━━━━━ Material provided ━━━━━
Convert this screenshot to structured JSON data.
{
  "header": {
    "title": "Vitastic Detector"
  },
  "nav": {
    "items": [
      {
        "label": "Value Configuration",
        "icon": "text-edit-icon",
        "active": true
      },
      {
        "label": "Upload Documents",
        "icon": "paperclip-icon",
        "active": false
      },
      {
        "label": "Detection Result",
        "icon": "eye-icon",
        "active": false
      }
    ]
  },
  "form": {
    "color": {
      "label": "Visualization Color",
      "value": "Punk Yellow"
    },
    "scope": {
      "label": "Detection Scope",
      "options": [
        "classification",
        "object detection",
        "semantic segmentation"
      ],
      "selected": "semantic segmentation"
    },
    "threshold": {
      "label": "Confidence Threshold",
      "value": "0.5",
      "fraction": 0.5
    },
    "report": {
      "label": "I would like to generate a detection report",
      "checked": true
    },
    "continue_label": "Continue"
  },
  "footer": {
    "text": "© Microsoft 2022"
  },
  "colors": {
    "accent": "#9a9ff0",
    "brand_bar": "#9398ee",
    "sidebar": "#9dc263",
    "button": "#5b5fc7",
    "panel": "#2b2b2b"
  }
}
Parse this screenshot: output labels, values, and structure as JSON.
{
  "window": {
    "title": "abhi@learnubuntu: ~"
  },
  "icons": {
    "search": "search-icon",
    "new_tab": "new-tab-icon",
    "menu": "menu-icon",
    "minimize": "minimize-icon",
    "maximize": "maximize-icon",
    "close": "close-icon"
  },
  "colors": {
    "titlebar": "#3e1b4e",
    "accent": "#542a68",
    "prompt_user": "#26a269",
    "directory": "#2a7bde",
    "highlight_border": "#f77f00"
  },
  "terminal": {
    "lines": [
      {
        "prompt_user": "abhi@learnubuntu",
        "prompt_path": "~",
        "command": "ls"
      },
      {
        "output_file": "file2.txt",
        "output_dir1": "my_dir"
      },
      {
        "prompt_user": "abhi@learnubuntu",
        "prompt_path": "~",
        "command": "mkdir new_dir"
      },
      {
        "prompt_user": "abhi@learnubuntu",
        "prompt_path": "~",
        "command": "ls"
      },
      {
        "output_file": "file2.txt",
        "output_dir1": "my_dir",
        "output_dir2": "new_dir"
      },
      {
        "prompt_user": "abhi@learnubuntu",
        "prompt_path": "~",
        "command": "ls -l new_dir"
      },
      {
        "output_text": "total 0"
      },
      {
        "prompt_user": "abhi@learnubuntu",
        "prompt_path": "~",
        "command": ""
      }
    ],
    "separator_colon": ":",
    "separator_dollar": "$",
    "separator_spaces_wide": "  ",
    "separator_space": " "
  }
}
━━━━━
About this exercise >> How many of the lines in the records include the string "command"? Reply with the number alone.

Finished task >> 5